* _Exercise directions_
Everything in the entries except the pictures must be repeated exactly.

* _Given records_
══════════
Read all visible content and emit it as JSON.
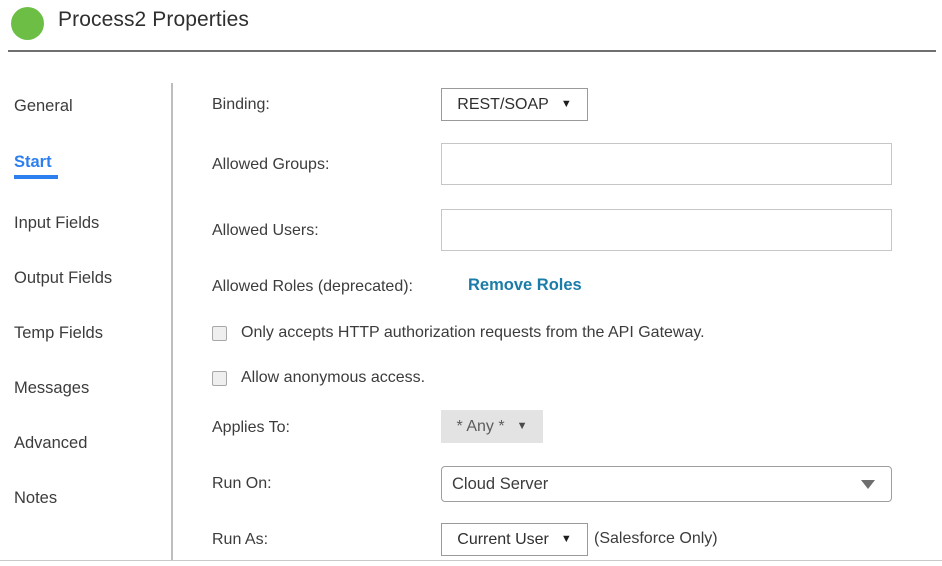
{
  "header": {
    "title": "Process2 Properties",
    "status_color": "#6cbe45",
    "status_icon": "green-circle-icon"
  },
  "sidebar": {
    "items": [
      {
        "label": "General",
        "active": false
      },
      {
        "label": "Start",
        "active": true
      },
      {
        "label": "Input Fields",
        "active": false
      },
      {
        "label": "Output Fields",
        "active": false
      },
      {
        "label": "Temp Fields",
        "active": false
      },
      {
        "label": "Messages",
        "active": false
      },
      {
        "label": "Advanced",
        "active": false
      },
      {
        "label": "Notes",
        "active": false
      }
    ],
    "active_color": "#2d7ff0"
  },
  "form": {
    "binding": {
      "label": "Binding:",
      "value": "REST/SOAP",
      "caret": "▼"
    },
    "allowed_groups": {
      "label": "Allowed Groups:",
      "value": "",
      "placeholder": ""
    },
    "allowed_users": {
      "label": "Allowed Users:",
      "value": "",
      "placeholder": ""
    },
    "allowed_roles": {
      "label": "Allowed Roles (deprecated):",
      "action_label": "Remove Roles",
      "action_color": "#1a7ca8"
    },
    "api_gateway_checkbox": {
      "label": "Only accepts HTTP authorization requests from the API Gateway.",
      "checked": false
    },
    "anonymous_checkbox": {
      "label": "Allow anonymous access.",
      "checked": false
    },
    "applies_to": {
      "label": "Applies To:",
      "value": "* Any *",
      "caret": "▼",
      "disabled": true
    },
    "run_on": {
      "label": "Run On:",
      "value": "Cloud Server"
    },
    "run_as": {
      "label": "Run As:",
      "value": "Current User",
      "caret": "▼",
      "note": "(Salesforce Only)"
    }
  }
}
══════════
* _Answer to the exercise_
Read all visible content and emit it as JSON.
{
  "header": {
    "title": "Process2 Properties",
    "status_color": "#6cbe45",
    "status_icon": "green-circle-icon"
  },
  "sidebar": {
    "items": [
      {
        "label": "General",
        "active": false
      },
      {
        "label": "Start",
        "active": true
      },
      {
        "label": "Input Fields",
        "active": false
      },
      {
        "label": "Output Fields",
        "active": false
      },
      {
        "label": "Temp Fields",
        "active": false
      },
      {
        "label": "Messages",
        "active": false
      },
      {
        "label": "Advanced",
        "active": false
      },
      {
        "label": "Notes",
        "active": false
      }
    ],
    "active_color": "#2d7ff0"
  },
  "form": {
    "binding": {
      "label": "Binding:",
      "value": "REST/SOAP",
      "caret": "▼"
    },
    "allowed_groups": {
      "label": "Allowed Groups:",
      "value": "",
      "placeholder": ""
    },
    "allowed_users": {
      "label": "Allowed Users:",
      "value": "",
      "placeholder": ""
    },
    "allowed_roles": {
      "label": "Allowed Roles (deprecated):",
      "action_label": "Remove Roles",
      "action_color": "#1a7ca8"
    },
    "api_gateway_checkbox": {
      "label": "Only accepts HTTP authorization requests from the API Gateway.",
      "checked": false
    },
    "anonymous_checkbox": {
      "label": "Allow anonymous access.",
      "checked": false
    },
    "applies_to": {
      "label": "Applies To:",
      "value": "* Any *",
      "caret": "▼",
      "disabled": true
    },
    "run_on": {
      "label": "Run On:",
      "value": "Cloud Server"
    },
    "run_as": {
      "label": "Run As:",
      "value": "Current User",
      "caret": "▼",
      "note": "(Salesforce Only)"
    }
  }
}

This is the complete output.